**What this task involves:** Scan the entries for lines with the word "subtitle" and copy those lines.
[Exercise material — start]
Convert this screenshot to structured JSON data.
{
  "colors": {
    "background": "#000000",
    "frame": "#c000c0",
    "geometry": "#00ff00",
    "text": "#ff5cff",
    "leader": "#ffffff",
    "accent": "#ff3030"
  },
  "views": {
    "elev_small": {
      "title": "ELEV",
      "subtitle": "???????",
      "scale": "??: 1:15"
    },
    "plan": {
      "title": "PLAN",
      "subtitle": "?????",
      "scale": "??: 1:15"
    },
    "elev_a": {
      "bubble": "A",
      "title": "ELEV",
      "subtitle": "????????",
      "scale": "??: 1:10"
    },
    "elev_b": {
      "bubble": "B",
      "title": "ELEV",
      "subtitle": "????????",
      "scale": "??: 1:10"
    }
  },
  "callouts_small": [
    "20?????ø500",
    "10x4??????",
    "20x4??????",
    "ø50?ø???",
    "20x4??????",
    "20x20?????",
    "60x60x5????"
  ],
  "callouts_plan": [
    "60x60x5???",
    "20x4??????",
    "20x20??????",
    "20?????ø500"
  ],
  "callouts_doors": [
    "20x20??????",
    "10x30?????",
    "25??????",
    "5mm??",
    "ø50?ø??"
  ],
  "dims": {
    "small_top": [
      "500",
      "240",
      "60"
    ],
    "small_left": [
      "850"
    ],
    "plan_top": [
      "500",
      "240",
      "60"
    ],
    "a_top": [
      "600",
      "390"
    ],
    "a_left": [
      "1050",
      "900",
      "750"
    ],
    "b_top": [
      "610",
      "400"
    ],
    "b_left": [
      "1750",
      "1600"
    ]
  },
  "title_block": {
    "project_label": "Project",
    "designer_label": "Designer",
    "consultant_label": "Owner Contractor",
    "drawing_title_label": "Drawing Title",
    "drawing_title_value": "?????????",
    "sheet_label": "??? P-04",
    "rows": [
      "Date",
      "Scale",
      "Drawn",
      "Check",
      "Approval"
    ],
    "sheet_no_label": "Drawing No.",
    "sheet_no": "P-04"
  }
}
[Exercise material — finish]
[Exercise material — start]
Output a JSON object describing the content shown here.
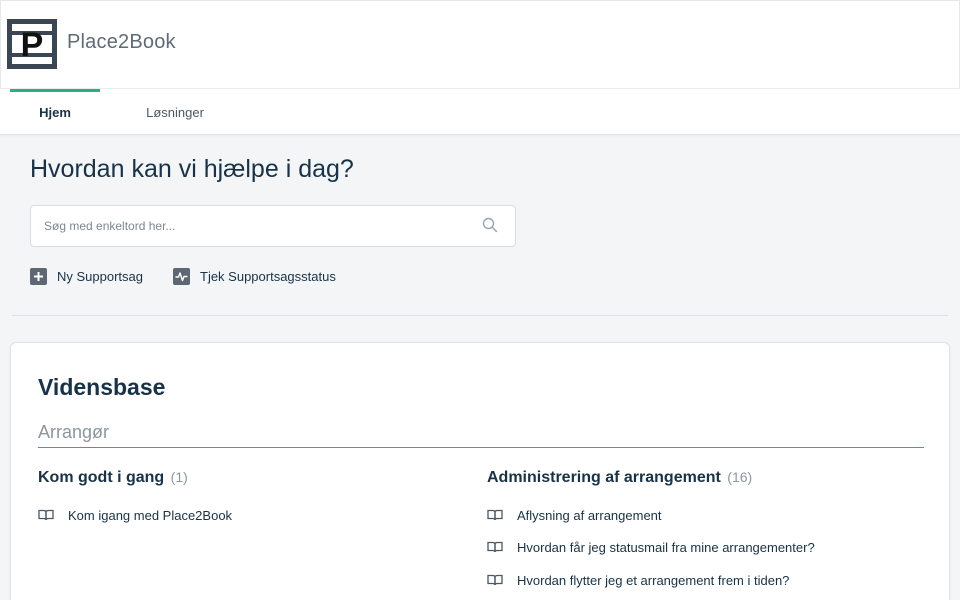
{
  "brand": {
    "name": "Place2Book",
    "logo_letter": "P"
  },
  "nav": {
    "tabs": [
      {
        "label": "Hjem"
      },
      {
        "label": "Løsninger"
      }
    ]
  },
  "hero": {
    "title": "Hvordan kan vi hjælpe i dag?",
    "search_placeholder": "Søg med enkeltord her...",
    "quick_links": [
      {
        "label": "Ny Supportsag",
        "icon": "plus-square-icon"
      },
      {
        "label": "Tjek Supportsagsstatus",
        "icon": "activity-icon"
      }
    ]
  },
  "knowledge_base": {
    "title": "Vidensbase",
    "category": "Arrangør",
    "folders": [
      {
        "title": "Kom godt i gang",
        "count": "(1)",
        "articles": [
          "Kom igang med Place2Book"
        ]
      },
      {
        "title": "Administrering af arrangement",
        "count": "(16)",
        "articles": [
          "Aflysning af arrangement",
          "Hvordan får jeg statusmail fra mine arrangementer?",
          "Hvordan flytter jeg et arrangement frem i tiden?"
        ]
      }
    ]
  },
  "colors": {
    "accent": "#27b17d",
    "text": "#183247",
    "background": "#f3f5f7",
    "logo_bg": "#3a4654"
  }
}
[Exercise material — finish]
**Response:**
      "subtitle": "???????",
      "subtitle": "?????",
      "subtitle": "????????",
      "subtitle": "????????",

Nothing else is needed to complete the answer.